#pragma mark Equivalent in XCode 6

Remember #pragma mark? In Objective-C code it’s a lovely way to make your methods a little easier to find in the Xcode source navigator. While Swift doesn’t have Objective-C’s preprocessor support (and good riddance) I’ve come across a few magic comments that, if conservatively used, can make your code a lot more readable: MARK, TODO, and FIXME.

The effect of MARK, TODO, and FIXME in Xcode 6

The effect of MARK, TODO, and FIXME in Xcode 6


Use // MARK: Section Description to break your code up into logical sections. I use MARK breaks to (among other things) group together methods that implement a particular interface or share some related function (e.g. touchesBegan, touchesMoved, &c.). Start your section description (the bit after MARK: with a single dash to set the code off with a separator.

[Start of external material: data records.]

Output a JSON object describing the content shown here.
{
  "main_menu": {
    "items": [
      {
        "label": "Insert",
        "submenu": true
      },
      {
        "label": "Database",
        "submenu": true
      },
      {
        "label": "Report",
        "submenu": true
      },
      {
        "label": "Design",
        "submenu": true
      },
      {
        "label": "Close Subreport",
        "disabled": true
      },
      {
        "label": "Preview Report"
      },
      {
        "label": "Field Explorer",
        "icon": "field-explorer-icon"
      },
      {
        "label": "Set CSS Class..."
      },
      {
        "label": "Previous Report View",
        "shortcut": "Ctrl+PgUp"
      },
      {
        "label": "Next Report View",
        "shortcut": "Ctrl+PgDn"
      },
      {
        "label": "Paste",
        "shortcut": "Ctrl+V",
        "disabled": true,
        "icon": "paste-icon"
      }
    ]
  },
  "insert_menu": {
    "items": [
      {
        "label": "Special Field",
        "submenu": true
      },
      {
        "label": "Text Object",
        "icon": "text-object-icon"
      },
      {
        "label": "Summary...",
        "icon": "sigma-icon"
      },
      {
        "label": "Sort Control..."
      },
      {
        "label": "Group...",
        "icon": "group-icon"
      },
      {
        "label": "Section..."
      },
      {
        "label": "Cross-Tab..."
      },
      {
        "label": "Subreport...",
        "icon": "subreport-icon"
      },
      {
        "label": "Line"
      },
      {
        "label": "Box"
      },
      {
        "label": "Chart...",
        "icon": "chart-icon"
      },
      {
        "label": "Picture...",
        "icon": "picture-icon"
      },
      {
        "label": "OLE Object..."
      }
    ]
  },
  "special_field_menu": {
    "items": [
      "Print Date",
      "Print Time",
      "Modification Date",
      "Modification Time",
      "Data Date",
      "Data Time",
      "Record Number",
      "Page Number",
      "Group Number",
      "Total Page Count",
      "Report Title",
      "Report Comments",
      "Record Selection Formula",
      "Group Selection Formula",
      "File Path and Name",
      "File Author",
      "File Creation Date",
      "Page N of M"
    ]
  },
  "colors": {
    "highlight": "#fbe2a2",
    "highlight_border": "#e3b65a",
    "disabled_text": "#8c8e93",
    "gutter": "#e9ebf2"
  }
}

Use // TODO: Message to your future self! to indicate places in your code that still need work.


As near as I can tell, FIXME works exactly like TODO. Take your pick, I guess — but try and stay consistent. I exclusively use TODO, but that’s just a personal preference.

Introducing alt.hack

For the last few months I’ve been working on a new game using SpriteKit and (of course) Swift. In a past life I used to be a game developer (tip o’ the hat to Blazing Griffin, the studio I co-founded back in 2011), and it’s been so great to get back into building games. Without further ado, let me introduce alt.hack, a hacking game for iOS and OS X loosely based on the hacking mechanic in Deus Ex: Human Revolution.

alt.hack, a hacking game coming to iOS

alt.hack, a hacking game coming to iOS

In alt.hack you play as an aspiring hacker, breaking your way through a series of increasingly well-defended networks. Every hack is a race against time as you capture your way across a network before security can trace you and kick you out. The game has a lengthy story mode, plus a fully-featured level designer (so fully-featured that I’ve used it to create every level in the game!) that lets you publish networks and see how other players fare against them.

I started to document the things I was learning about Swift as I build alt.hack, and I’ll keep doing that as it moves closer to release. You might have noticed that a few of the more popular posts here (e.g. How to Setup a 2D Camera in SpriteKit) have a very game-specific focus — now you know why!